“With that general policy in place, you can effectively scan patients with the thousands of implants that have been tested and labeled at 1.5- and/or 3-Tesla,” he says. “That would allow you to effectively utilize all of the proposed advantages of vertical-bore systems operating from 1.2 down to 0.2 Tesla.”

But what about patients who have untested passive implants, such as orthopedic implants? Some of these devices, such as hip prostheses, are among the largest implants in patients. For these individuals, the best choice is for the supervising physician to decide case by case, he suggests, with consideration given to the field strength and the scanner’s transmit frequency.

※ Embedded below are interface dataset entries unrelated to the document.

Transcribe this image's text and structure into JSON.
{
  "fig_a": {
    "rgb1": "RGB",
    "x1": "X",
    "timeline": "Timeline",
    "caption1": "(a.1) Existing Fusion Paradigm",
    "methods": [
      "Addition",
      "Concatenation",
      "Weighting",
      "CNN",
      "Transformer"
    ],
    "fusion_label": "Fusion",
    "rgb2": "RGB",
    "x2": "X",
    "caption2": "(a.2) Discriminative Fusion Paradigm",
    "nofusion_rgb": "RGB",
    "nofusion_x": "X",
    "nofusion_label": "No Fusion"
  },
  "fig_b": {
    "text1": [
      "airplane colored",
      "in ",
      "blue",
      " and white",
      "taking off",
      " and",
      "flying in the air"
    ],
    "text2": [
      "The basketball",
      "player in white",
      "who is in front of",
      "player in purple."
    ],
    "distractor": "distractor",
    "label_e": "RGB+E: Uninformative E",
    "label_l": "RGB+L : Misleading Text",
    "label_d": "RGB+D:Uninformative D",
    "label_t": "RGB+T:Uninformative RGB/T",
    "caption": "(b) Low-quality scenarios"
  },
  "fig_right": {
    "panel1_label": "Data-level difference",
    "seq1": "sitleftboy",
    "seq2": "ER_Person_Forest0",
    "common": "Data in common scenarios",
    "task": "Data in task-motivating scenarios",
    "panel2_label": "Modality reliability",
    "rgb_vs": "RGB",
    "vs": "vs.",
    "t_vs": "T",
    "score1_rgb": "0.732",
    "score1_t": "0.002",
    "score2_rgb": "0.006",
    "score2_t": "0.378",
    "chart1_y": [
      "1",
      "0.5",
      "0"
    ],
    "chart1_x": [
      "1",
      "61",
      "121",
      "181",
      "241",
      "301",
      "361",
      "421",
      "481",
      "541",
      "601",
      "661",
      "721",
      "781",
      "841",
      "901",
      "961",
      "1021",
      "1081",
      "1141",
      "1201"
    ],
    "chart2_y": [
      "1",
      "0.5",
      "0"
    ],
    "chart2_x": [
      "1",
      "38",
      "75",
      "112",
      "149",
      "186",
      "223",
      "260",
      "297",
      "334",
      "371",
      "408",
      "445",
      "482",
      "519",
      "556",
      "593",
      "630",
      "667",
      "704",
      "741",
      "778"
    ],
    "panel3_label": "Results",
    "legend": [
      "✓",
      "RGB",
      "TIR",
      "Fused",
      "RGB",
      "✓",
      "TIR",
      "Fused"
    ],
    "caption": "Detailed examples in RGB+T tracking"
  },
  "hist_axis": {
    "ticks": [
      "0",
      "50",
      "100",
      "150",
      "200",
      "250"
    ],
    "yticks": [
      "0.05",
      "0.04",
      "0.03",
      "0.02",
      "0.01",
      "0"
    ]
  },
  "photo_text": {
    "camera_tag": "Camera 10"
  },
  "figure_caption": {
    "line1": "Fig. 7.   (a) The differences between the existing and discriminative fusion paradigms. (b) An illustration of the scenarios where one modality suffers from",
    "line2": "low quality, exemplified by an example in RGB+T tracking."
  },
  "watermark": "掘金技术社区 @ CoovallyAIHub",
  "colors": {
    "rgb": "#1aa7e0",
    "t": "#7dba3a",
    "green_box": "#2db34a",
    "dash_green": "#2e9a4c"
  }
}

“Keep in mind that the direction of the E-fields will result in lower temperature rises,” Dr Shellock says. “You can also then afford a larger margin of safety if there is any possible concern for MRI-related heating of an unlabeled, untested passive implant.”

In addition, implant manufacturers may be paying more attention to labeling implants specifically for vertical-field magnets, he notes. For instance, Medtronic has included text for one of its cardiac monitoring devices indicating that it is acceptable for scanning in a vertical-bore system.

Several other presentations in the ECR symposium discussed other advantages of vertical-bore scanners. In one talk, Mihaly Aradi, PhD, from Hungary discussed his facility’s experiences with a 0.4-Tesla vertical field scanner. The system has a number of advantages in a country like Hungary, such as a lower operating cost – the scanner’s electricity usage is one-tenth that of a superconducting magnet, he notes. It also has advantages due to its open design, which makes it more suited to patients with claustrophobia. Dr Aradi’s facility has been operating the scanner for years and continues to use it, even after acquiring a state-of-the-art 3-Tesla scanner.

In another talk, Dr Juergen Biederer of Germany discussed benefits of vertical-bore scanner technology, in this case a 1.2-Tesla scanner with an open design. Such systems meet patient desires for a scanning environment that’s not claustrophobic and offer more flexibility in patient positioning. He cited a study conducted in Germany on the economic advantages of such a system, noting that a scan aborted due to patient claustrophobia can cost an imaging facility nearly 6,000 euros in lost opportunity costs.

© Anderson Publishing, Ltd. 2023 All rights reserved. Reproduction in whole or part without express written permission Is strictly prohibited.